Podcast Episode 68: Lost In The Digital Matrix Maze Part Three

Examining the history of artificial world crafting, from the early 20th century newsreels to the early 21st century virtual and augmented reality.


"Sunstein on the Internet and Political Polarization"

by Cass R. Sunstein December 14, 2007

"In 1995 the technology specialist Nicholas Negroponte predicted the emergence of "the Daily Me" -- a newspaper that you design personally, with each component carefully screened and chosen in advance. For many of us, Negroponte's prediction is coming true. As a result of the Internet, personalization is everywhere.

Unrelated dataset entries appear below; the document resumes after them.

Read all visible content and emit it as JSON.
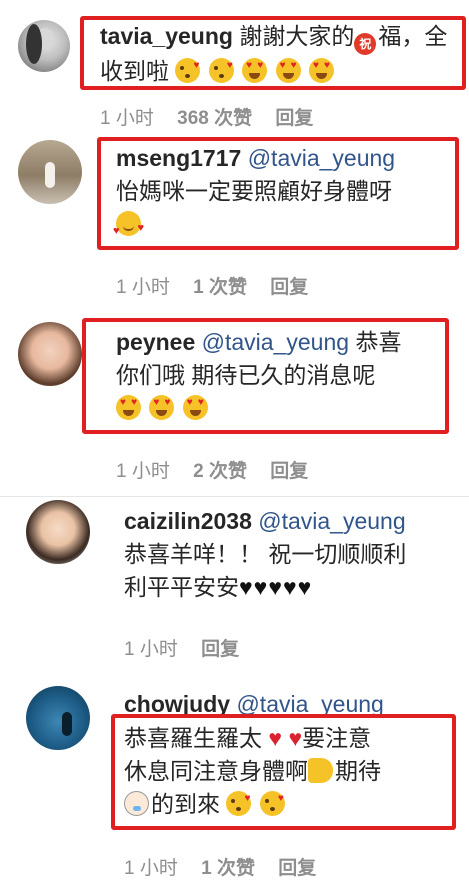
{
  "comments": [
    {
      "username": "tavia_yeung",
      "mention": "",
      "text_line1": "謝謝大家的",
      "blessing_glyph": "祝",
      "text_line1b": "福，全",
      "text_line2": "收到啦",
      "time": "1 小时",
      "likes": "368 次赞",
      "reply": "回复"
    },
    {
      "username": "mseng1717",
      "mention": "@tavia_yeung",
      "text_line1": "怡媽咪一定要照顧好身體呀",
      "time": "1 小时",
      "likes": "1 次赞",
      "reply": "回复"
    },
    {
      "username": "peynee",
      "mention": "@tavia_yeung",
      "text_line1": "恭喜",
      "text_line2": "你们哦 期待已久的消息呢",
      "time": "1 小时",
      "likes": "2 次赞",
      "reply": "回复"
    },
    {
      "username": "caizilin2038",
      "mention": "@tavia_yeung",
      "text_line1": "恭喜羊咩！！ 祝一切顺顺利",
      "text_line2": "利平平安安",
      "black_hearts": "♥♥♥♥♥",
      "time": "1 小时",
      "reply": "回复"
    },
    {
      "username": "chowjudy",
      "mention": "@tavia_yeung",
      "text_line1": "恭喜羅生羅太",
      "text_line1b": "要注意",
      "text_line2": "休息同注意身體啊",
      "text_line2b": "期待",
      "text_line3": "的到來",
      "time": "1 小时",
      "likes": "1 次赞",
      "reply": "回复"
    }
  ],
  "colors": {
    "highlight_box": "#e02020",
    "mention": "#31558b",
    "meta_text": "#8e8e8e"
  }
}
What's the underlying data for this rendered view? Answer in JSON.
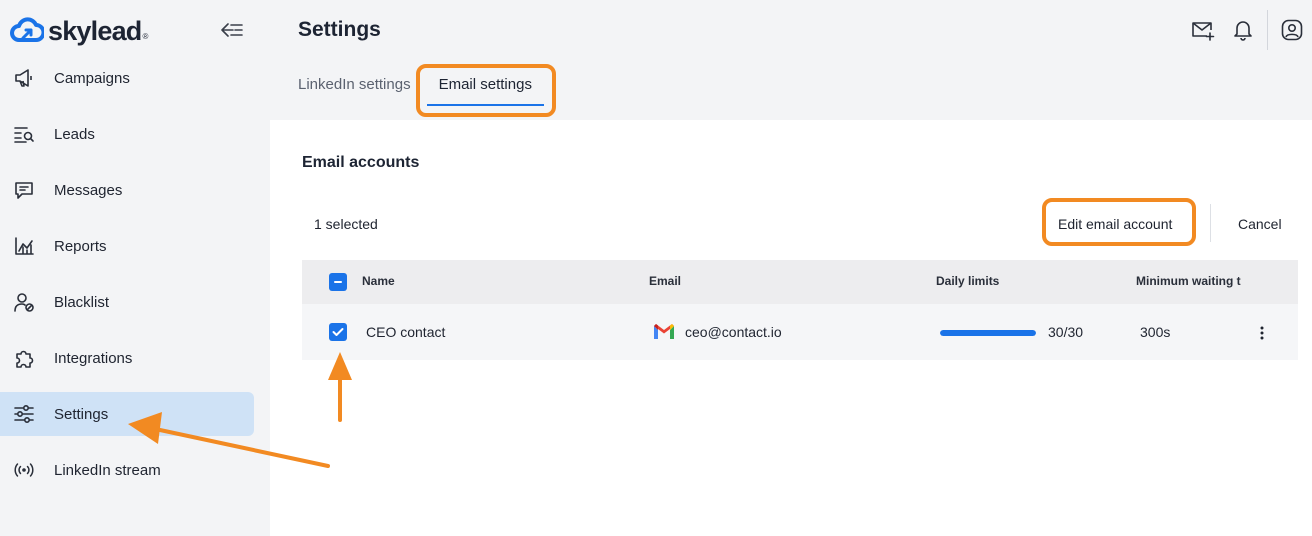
{
  "brand": {
    "name": "skylead",
    "reg": "®",
    "accent": "#1a73e8",
    "highlight": "#f28a22"
  },
  "sidebar": {
    "items": [
      {
        "label": "Campaigns",
        "icon": "megaphone-icon"
      },
      {
        "label": "Leads",
        "icon": "list-search-icon"
      },
      {
        "label": "Messages",
        "icon": "message-icon"
      },
      {
        "label": "Reports",
        "icon": "chart-icon"
      },
      {
        "label": "Blacklist",
        "icon": "user-block-icon"
      },
      {
        "label": "Integrations",
        "icon": "puzzle-icon"
      },
      {
        "label": "Settings",
        "icon": "sliders-icon",
        "active": true
      },
      {
        "label": "LinkedIn stream",
        "icon": "broadcast-icon"
      }
    ]
  },
  "header": {
    "title": "Settings",
    "tabs": [
      {
        "label": "LinkedIn settings"
      },
      {
        "label": "Email settings",
        "active": true
      }
    ]
  },
  "email_accounts": {
    "title": "Email accounts",
    "selected_label": "1 selected",
    "edit_label": "Edit email account",
    "cancel_label": "Cancel",
    "columns": [
      "Name",
      "Email",
      "Daily limits",
      "Minimum waiting t"
    ],
    "rows": [
      {
        "name": "CEO contact",
        "email": "ceo@contact.io",
        "daily_limit": "30/30",
        "daily_limit_fraction": 1.0,
        "min_wait": "300s",
        "selected": true
      }
    ]
  }
}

If you want to read essays arguing that climate change is a fraud and a hoax, or that the American economy is about to collapse, the technology is available to allow you to do exactly that. If you are bored and upset by the topic of genocide, or by recent events in Iraq or Pakistan, you can avoid those subjects entirely. With just a few clicks, you can find dozens of Web sites that show you are quite right to like what you already like and think what you already think."

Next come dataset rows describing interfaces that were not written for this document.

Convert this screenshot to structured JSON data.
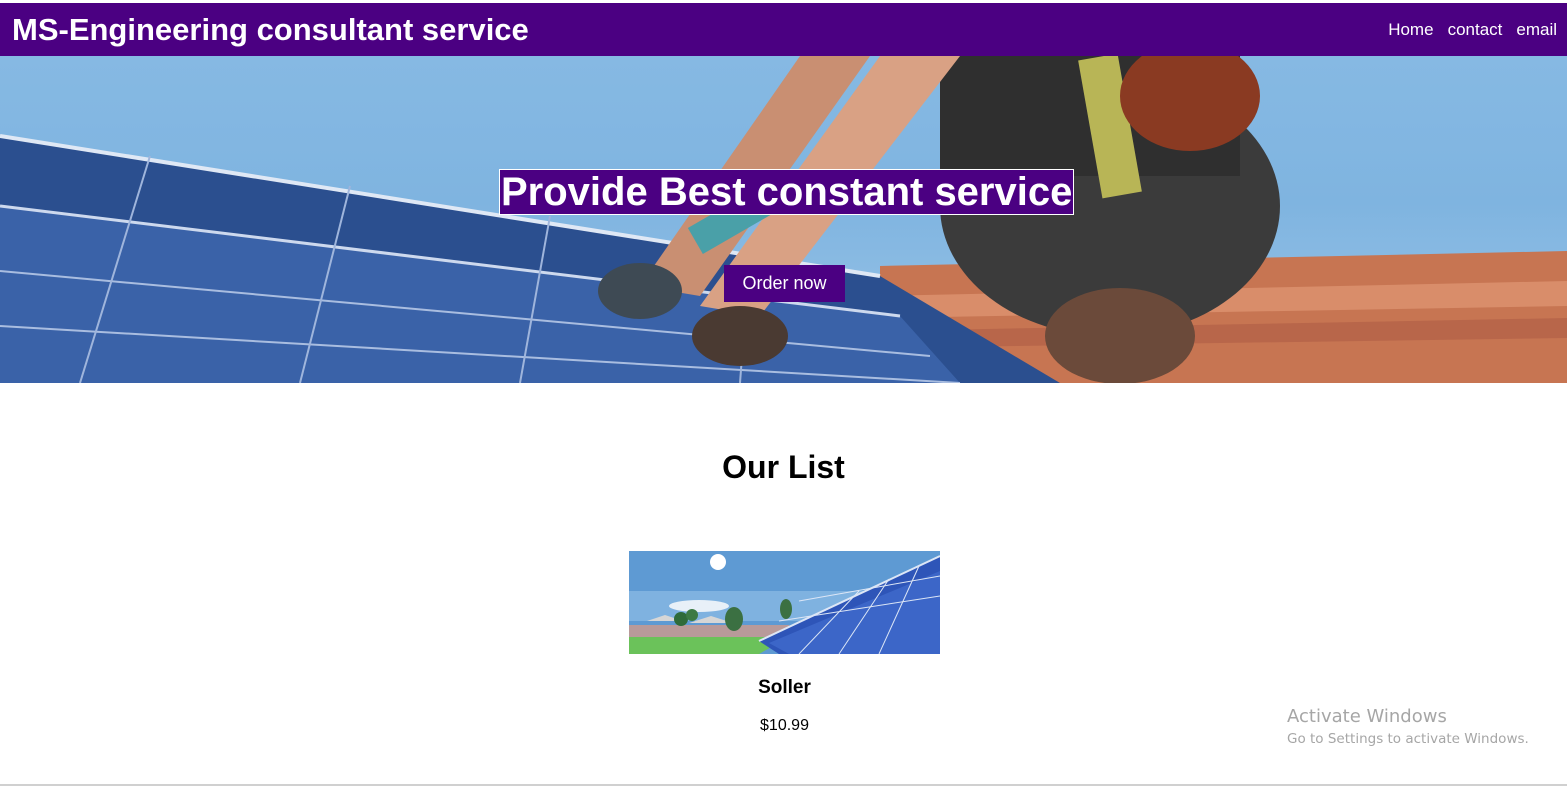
{
  "navbar": {
    "brand": "MS-Engineering consultant service",
    "links": [
      "Home",
      "contact",
      "email"
    ]
  },
  "hero": {
    "title": "Provide Best constant service",
    "button_label": "Order now"
  },
  "list": {
    "title": "Our List",
    "items": [
      {
        "name": "Soller",
        "price": "$10.99"
      }
    ]
  },
  "watermark": {
    "line1": "Activate Windows",
    "line2": "Go to Settings to activate Windows."
  },
  "colors": {
    "brand": "#4b0082",
    "text_on_brand": "#ffffff"
  }
}
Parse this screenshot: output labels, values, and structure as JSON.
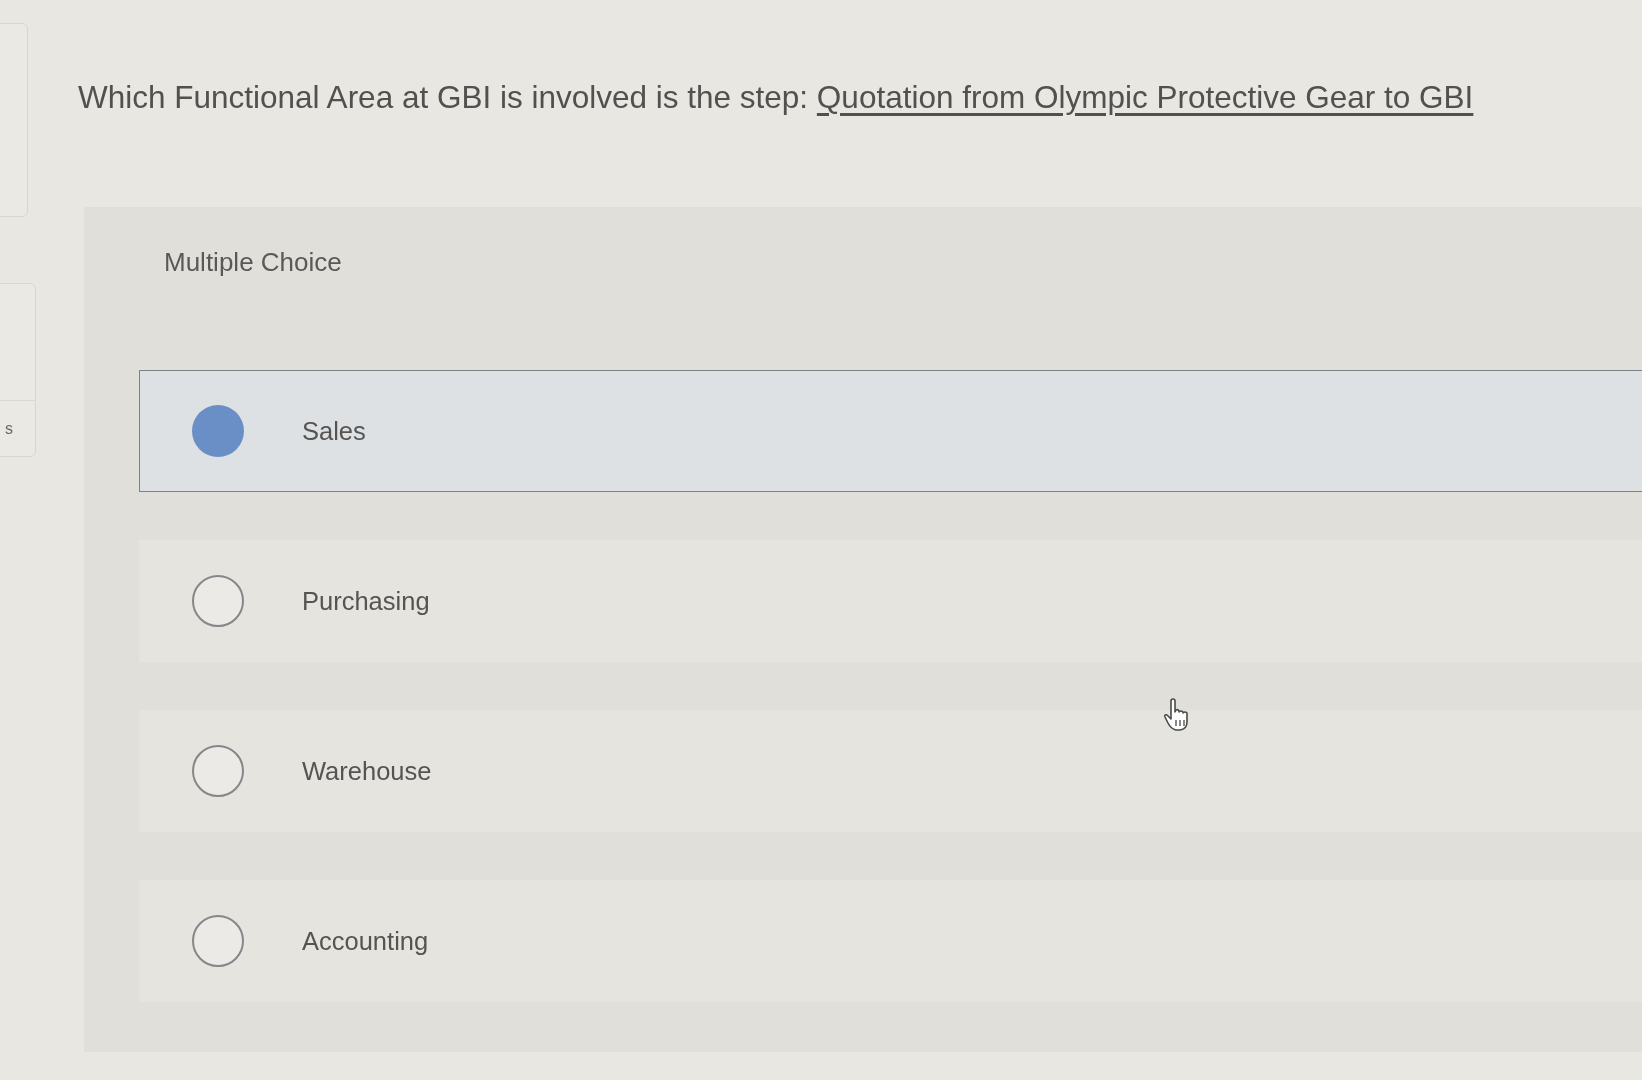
{
  "sidebar": {
    "items": [
      {
        "label": "s"
      }
    ]
  },
  "question": {
    "prompt": "Which Functional Area at GBI is involved is the step: ",
    "link": "Quotation from Olympic Protective Gear to GBI"
  },
  "answer_panel": {
    "type_label": "Multiple Choice",
    "options": [
      {
        "label": "Sales",
        "selected": true
      },
      {
        "label": "Purchasing",
        "selected": false
      },
      {
        "label": "Warehouse",
        "selected": false
      },
      {
        "label": "Accounting",
        "selected": false
      }
    ]
  }
}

"The creation of enclaves of like-minded people had a second effect: It made both liberal groups and conservative groups significantly more homogeneous -- and thus squelched diversity. Before people started to talk, many groups displayed a fair amount of internal disagreement on the three issues. The disagreements were greatly reduced as a result of a mere 15-minute discussion. In their anonymous statements, group members showed far more consensus after discussion than before. The discussion greatly widened the rift between liberals and conservatives on all three issues."

"The Internet makes it exceedingly easy for people to replicate the Colorado experiment online, whether or not that is what they are trying to do. Those who think that affirmative action is a good idea can, and often do, read reams of material that support their view; they can, and often do, exclude any and all material that argues the other way. Those who dislike carbon taxes can find plenty of arguments to that effect. Many liberals jump from one liberal blog to another, and many conservatives restrict their reading to points of view that they find congenial. In short, those who want to find support for what they already think, and to insulate themselves from disturbing topics and contrary points of view, can do that far more easily than they can if they skim through a decent newspaper or weekly newsmagazine."

"The Internet makes it easy for people to create separate communities and niches, and in a free society, much can be said on behalf of both. They can make life a lot more fun; they can reduce loneliness and spur creativity. They can even promote democratic self-government, because enclaves are indispensable for incubating new ideas and perspectives that can strengthen public debate".

"But it is important to understand that countless editions of the Daily Me can also produce serious problems of mutual suspicion, unjustified rage, and social fragmentation -- and that these problems will result from the reliable logic of social interactions."

source: https://www.law.uchicago.edu/news/sunstein-internet-and-political-polarization